  • State = partnership of citizens in a constitution (3.3)

  • Citizen “shares in the administration of justice, and in offices” (3.1);

  • Offices may be continuous (assembly, juries) (3.1);

  • Or discontinuous: general, archon (3.1);

  • Residence alone does NOT confer citizenship (3.1).

Good man good citizen 3 4

Good man:

Possesses perfect excellence (arete)

Excellence is rule over himself and others (as master of household)

Good ruler is both wise and good

Good man and good citizen do not necessarily coincide;

Good man can be good citizen;

He is most likely to share in “honours of the state”.

Good citizen

Possesses a citizen’s excellence

Relative to the constitution

Democratic citizen:

Obey like a freeman;

Rule like a freeman;

Citizen need not be wise (why?)

Good citizen not necessarily a good man (esp. in democracies!).

How would Athenian and Spartan citizens differ?

Good Man/Good Citizen (3.4)

Citizenship of mechanics manual workers pol 3 5
Citizenship of “Mechanics” (manual workers), Pol. 3.5

  • “Is he only the true citizen who has a share of office, or is the mechanic to be included?…if none of the lower class are citizens, in which part of the state are they to be placed?”

  • “….no more absurdity in excluding them than in excluding slaves and freedman….In ancient times, and among some nations, the artisan class were slaves or foreigners…The best form of state will not admit them to citizenship”;

  • “but if they are admitted, then our definition of the excellence of a citizen will not apply to every free man…but only to those who are freed from necessary services” (par. 1277-8).

Objections to mechanics as citizens pol 3 5
Objections to “Mechanics” as Citizens (Pol. 3.5)

  • Some are rich and meet property qualifications in oligarchies!

  • Thebans only admit businessmen (mechanics) after ten years’ retirement;

  • “no man can practise excellence who is living the life of a mechanic or labourer”;

  • “such a life is ignoble and inimical to excellence” (7.9)

  • Only those who share in the “honours” of the state should be citizens in full sense;

  • Why does Aristotle think this?

Aristotle and athens on citizenship

Aristotle, Pol., Book III

Cities determine criteria;

Workers = citizens in extreme democracy

Best if workers excluded (1278a1);

B/c they lack leisure and education to participate in ruling and being ruled;

They may serve as oarsmen!

Const.
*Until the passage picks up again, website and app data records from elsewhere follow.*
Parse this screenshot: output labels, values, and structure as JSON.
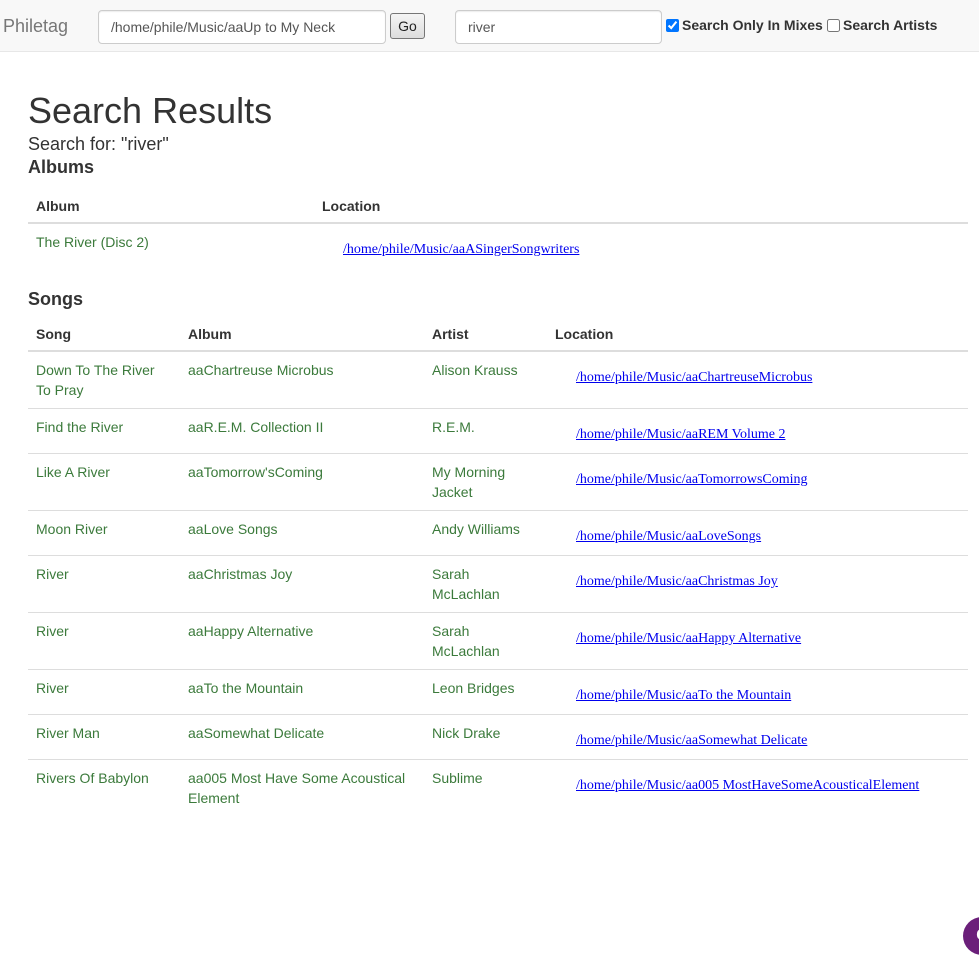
{
  "navbar": {
    "brand": "Philetag",
    "path_value": "/home/phile/Music/aaUp to My Neck",
    "go_label": "Go",
    "search_value": "river",
    "mixes_label": "Search Only In Mixes",
    "mixes_checked": true,
    "artists_label": "Search Artists",
    "artists_checked": false
  },
  "page": {
    "title": "Search Results",
    "search_for": "Search for: \"river\""
  },
  "albums": {
    "title": "Albums",
    "headers": [
      "Album",
      "Location"
    ],
    "rows": [
      {
        "album": "The River (Disc 2)",
        "location": "/home/phile/Music/aaASingerSongwriters"
      }
    ]
  },
  "songs": {
    "title": "Songs",
    "headers": [
      "Song",
      "Album",
      "Artist",
      "Location"
    ],
    "rows": [
      {
        "song": "Down To The River To Pray",
        "album": "aaChartreuse Microbus",
        "artist": "Alison Krauss",
        "location": "/home/phile/Music/aaChartreuseMicrobus"
      },
      {
        "song": "Find the River",
        "album": "aaR.E.M. Collection II",
        "artist": "R.E.M.",
        "location": "/home/phile/Music/aaREM Volume 2"
      },
      {
        "song": "Like A River",
        "album": "aaTomorrow'sComing",
        "artist": "My Morning Jacket",
        "location": "/home/phile/Music/aaTomorrowsComing"
      },
      {
        "song": "Moon River",
        "album": "aaLove Songs",
        "artist": "Andy Williams",
        "location": "/home/phile/Music/aaLoveSongs"
      },
      {
        "song": "River",
        "album": "aaChristmas Joy",
        "artist": "Sarah McLachlan",
        "location": "/home/phile/Music/aaChristmas Joy"
      },
      {
        "song": "River",
        "album": "aaHappy Alternative",
        "artist": "Sarah McLachlan",
        "location": "/home/phile/Music/aaHappy Alternative"
      },
      {
        "song": "River",
        "album": "aaTo the Mountain",
        "artist": "Leon Bridges",
        "location": "/home/phile/Music/aaTo the Mountain"
      },
      {
        "song": "River Man",
        "album": "aaSomewhat Delicate",
        "artist": "Nick Drake",
        "location": "/home/phile/Music/aaSomewhat Delicate"
      },
      {
        "song": "Rivers Of Babylon",
        "album": "aa005 Most Have Some Acoustical Element",
        "artist": "Sublime",
        "location": "/home/phile/Music/aa005 MostHaveSomeAcousticalElement"
      }
    ]
  },
  "chat_bubble": {
    "label": "C",
    "color": "#6b1f7a"
  }
}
Ath.

Rigorous examination process

Male offspring

Two Athenian parents; law on epigamia

Free-born; faking carries heavy penalty;

Military service
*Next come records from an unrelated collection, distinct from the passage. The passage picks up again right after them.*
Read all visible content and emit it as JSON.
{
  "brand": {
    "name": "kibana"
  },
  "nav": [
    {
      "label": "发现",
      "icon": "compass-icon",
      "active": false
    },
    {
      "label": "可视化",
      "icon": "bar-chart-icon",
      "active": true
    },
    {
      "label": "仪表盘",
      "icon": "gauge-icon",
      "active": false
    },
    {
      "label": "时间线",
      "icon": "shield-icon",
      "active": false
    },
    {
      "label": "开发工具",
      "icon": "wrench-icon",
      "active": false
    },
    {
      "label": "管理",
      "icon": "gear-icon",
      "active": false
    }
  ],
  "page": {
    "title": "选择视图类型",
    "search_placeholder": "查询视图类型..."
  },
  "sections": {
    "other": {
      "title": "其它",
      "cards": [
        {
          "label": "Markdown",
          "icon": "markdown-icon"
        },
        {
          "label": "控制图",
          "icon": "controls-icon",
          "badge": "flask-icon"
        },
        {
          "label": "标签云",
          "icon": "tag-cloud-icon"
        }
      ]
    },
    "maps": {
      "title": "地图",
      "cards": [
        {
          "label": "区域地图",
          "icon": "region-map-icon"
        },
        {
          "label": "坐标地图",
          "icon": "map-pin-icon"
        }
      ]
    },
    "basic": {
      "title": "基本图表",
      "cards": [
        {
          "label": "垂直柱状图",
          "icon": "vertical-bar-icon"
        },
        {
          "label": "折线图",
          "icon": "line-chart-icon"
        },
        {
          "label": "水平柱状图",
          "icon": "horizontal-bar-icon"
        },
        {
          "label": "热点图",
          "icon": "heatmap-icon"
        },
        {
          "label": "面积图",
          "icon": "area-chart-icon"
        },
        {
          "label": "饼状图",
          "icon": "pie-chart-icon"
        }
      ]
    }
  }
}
Included citizens from lowest classes;

No occupational requirement.

Aristotle and Athens on Citizenship

Citizenship question 1
Citizenship question 1
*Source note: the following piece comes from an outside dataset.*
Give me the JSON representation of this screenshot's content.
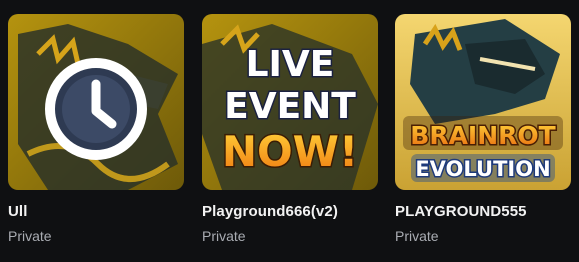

  • Aristotle said that “he who has the power to take part in the deliberative or judicial administration of any state is said by us to be a citizen of that state” (pp.63). If we apply this definition to Hong Kong, we, as residents of Hong Kong (as living in a place does not make a person a citizen, I use the word resident), are neither government officials nor legislative councilors; what can we do to fulfill the requirement of “taking part in the deliberative or judicial administration”? Does “voting in Legislative Councilor elections” or “giving opinions to the government about new laws” satisfy the definition?

Citizenship question 2
Citizenship question 2

  • Aristotle mentioned in Book 3.4 that in some states, the excellence of a good citizen is not the same as the excellence of a good man, where the former includes ruling and obeying, the latter includes only ruling; in some states, the excellence of a good citizen and that of a good man is the same, where the good citizen knows 'how to govern like a freeman, and how to obey like a freeman' (p.67 line 14). 1. Do you think the excellence of good men and the excellence of good citizen can coincide with each other? Do you think a ruler can possess both the excellence of a good man and the excellence of a good citizen? 2. Consider the war in Iraq. Do you regard the U.S. soldiers good men? good citizens? Do you regard president George Bush as a good man? a good citizen?